Last week, Netflix introduced the ability to download content for offline viewing, while also making some changes to its codecs to make sure the downloads don’t eat up a lot of storage while maintaining good video quality. Turns out Netflix is encoding its downloadable videos with a different type of H.264/AVC than the one it uses to stream videos, Variety is reporting.
What’s actually interesting is that Netflix’s encoding team knows different scenes in different movies require vastly different amounts of data. For instance, an action scene with a lot of visual noise contains a lot more visual information than a scenic shot of a blue sky, and animated movies in general are much easier to encode than live-action films. For that matter, it tweaks its encoding settings for each and every title, which also helps it to deliver better streams to users with slower internet connections.
For its new download option, the company is taking the idea one step further: Instead of changing these settings per title, Netflix is cutting each and every video into one-to-three-minute-long chunks. Computers then analyze the visual complexity of each and every of these clips, and encode with settings that are optimized for its visual complexity. The resulting potential bandwidth savings are significant.
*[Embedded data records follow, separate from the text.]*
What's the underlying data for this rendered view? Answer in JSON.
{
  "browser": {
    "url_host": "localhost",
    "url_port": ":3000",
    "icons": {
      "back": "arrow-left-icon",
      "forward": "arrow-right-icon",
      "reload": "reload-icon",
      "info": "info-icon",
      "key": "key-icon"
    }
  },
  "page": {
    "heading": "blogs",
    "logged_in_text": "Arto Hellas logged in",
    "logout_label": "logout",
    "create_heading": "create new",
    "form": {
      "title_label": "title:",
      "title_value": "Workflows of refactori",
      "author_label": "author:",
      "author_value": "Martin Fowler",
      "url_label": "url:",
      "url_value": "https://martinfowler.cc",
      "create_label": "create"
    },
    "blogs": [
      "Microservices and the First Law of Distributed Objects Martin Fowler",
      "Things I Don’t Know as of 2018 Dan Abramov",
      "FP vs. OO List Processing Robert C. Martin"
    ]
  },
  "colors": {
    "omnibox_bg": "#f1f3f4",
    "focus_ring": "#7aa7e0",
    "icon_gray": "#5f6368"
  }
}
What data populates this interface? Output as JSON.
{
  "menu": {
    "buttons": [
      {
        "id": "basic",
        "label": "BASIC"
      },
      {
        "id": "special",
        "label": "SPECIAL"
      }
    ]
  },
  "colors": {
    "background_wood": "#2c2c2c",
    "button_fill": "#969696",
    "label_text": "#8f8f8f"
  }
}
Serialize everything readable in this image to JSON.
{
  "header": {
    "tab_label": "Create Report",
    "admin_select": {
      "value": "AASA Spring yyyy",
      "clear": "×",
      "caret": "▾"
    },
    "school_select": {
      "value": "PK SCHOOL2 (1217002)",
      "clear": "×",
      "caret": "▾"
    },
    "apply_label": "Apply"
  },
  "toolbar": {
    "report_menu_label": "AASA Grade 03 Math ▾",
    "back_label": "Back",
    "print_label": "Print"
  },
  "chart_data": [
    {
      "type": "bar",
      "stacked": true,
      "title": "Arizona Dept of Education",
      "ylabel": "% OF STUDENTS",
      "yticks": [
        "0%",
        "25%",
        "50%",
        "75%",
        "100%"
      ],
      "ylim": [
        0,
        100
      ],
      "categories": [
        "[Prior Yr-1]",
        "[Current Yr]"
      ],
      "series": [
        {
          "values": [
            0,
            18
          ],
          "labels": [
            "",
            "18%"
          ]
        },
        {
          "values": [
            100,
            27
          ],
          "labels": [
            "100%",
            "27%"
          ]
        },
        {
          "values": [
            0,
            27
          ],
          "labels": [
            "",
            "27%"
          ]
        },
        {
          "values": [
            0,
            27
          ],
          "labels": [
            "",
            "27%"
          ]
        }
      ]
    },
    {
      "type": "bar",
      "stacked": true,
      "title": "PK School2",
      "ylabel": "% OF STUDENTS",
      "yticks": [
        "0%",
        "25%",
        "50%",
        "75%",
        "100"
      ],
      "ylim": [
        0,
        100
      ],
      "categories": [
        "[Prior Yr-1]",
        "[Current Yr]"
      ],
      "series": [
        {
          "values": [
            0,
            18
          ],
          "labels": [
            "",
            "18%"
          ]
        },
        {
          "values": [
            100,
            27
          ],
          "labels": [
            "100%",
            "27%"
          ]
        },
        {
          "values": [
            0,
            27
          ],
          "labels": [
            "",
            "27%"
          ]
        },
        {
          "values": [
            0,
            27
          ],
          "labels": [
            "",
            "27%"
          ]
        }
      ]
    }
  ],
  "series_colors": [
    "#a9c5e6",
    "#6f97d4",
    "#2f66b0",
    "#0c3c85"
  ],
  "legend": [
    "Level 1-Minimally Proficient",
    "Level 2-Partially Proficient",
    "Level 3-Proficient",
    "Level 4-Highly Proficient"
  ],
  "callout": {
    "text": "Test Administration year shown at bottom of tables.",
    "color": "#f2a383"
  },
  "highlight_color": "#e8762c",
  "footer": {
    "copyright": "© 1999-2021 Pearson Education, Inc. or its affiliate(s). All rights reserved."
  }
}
Videos encoded with H.264/AVC High still use up to 19% less bandwidth on average. In other words: iPhone users could theoretically be able to save five episodes of “Black Mirror” with the same amount of space on their phone that would have been occupied by four episodes with Netflix’s existing technology.
Netflix is now planning to bring both chunk-based encoding as well as new encoders to mobile streaming in the coming months as well.